I've been home for a day and a half from what I coined EPIC BIRTHDAY VACATION, which included vast amounts of amazing and high-level roller derby, consumption of enormous quantities of vegan victuals, mass socializing with loved ones and three whole days on the Bonneville Salt Flats during Speed Week. Oh, and lots of backside soreness due to riding in the mister's 1931 Model A Ford pick-up. I felt maddeningly alive, in positive and negative ways, during the epicness... only to return home to the same old malaise, even though I have yet to set foot at the studio.

Backing up a bit: it might make sense to point out that ever since I started my young adult life as a nomad, I've never called any one place home for more than a few years at a time. In all fairness I did log nearly a decade in the Boston area, but in two shifts. My five-year tenure in Ashland marks the longest stretch in one place since my formative years in Queens. I've gone against my nature to set roots in this small town, mostly on account of that foolish thing we call "being in love." Coming home from EPIC BIRTHDAY VACATION (yes, it always deserves all caps) made me realize that maybe love isn't enough to keep me here.

While walking to the grocery store earlier I pondered the idea of experiencing my own mid-life crisis. For a change the timing actually fits. I used to joke about such things in my late teens and early twenties, because back then I had myself convinced I'd be six feet under well before 30. Oh, ha ha. But now it makes sense.

So I guess it's time I bought myself a fancy and expensive road bike (my equivalent of the little red sports car) and hit the road.
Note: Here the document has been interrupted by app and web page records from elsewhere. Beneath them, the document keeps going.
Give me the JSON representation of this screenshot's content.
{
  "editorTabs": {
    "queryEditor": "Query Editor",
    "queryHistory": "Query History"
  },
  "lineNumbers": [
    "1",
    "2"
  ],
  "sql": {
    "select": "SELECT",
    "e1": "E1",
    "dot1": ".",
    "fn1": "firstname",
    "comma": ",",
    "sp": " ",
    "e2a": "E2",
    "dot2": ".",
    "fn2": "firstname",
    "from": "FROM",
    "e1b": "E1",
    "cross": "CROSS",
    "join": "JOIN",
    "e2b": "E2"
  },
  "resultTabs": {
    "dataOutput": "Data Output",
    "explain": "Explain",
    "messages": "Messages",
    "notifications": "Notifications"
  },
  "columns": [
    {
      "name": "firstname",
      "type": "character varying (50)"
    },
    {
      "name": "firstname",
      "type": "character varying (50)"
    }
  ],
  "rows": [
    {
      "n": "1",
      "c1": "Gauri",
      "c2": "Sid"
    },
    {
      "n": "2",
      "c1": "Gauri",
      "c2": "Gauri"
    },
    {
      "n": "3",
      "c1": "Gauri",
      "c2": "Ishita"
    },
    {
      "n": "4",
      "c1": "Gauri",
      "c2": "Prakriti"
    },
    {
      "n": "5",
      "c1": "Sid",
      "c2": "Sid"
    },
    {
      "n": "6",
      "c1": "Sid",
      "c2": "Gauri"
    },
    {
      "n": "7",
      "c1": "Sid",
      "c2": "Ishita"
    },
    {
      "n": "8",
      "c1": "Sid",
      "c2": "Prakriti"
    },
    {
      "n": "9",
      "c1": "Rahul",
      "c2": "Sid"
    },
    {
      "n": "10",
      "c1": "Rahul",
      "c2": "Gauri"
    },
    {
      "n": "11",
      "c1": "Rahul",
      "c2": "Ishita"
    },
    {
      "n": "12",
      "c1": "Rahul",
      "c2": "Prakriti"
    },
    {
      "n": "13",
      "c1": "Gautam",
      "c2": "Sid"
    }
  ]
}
Again.

1 comment:

swine said...

People who have "roots" in any one particular place don't seem to realize that environments change, personal ideas change, and sometimes the two don't jive anymore.

Dude, you're a citizen of the world, ho'mes. Now git! You've lived among hippie environmentalists for too long. The Salt Flats await!

By the by, The Mister's pick-up sounds brilliant.